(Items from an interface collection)
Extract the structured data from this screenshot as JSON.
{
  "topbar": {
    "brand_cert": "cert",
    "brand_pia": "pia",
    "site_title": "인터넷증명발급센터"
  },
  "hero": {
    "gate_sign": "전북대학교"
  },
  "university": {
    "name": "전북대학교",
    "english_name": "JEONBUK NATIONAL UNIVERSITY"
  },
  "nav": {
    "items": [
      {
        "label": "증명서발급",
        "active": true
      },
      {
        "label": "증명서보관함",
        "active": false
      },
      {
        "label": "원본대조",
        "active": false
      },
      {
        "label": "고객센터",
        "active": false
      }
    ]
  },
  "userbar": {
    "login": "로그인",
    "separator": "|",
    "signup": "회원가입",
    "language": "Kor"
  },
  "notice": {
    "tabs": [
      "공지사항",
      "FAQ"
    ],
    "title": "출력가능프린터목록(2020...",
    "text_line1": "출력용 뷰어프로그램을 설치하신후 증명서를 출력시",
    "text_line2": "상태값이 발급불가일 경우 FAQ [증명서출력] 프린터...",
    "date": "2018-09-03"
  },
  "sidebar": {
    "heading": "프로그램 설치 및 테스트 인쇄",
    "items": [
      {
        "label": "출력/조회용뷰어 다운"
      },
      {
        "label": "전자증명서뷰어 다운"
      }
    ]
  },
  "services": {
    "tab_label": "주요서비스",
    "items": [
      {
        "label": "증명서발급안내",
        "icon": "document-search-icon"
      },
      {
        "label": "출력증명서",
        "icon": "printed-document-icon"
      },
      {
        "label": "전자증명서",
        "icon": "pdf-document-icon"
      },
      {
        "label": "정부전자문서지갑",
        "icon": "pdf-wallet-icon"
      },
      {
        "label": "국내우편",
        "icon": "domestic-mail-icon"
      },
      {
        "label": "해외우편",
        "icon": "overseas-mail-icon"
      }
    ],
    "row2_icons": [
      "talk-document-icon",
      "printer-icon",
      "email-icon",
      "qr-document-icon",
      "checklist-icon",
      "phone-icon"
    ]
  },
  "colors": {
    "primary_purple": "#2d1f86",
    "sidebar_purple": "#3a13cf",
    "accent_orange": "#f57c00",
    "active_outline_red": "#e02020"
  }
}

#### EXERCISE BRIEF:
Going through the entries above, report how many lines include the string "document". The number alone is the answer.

#### SOLUTION TO THIS PROBLEM:
5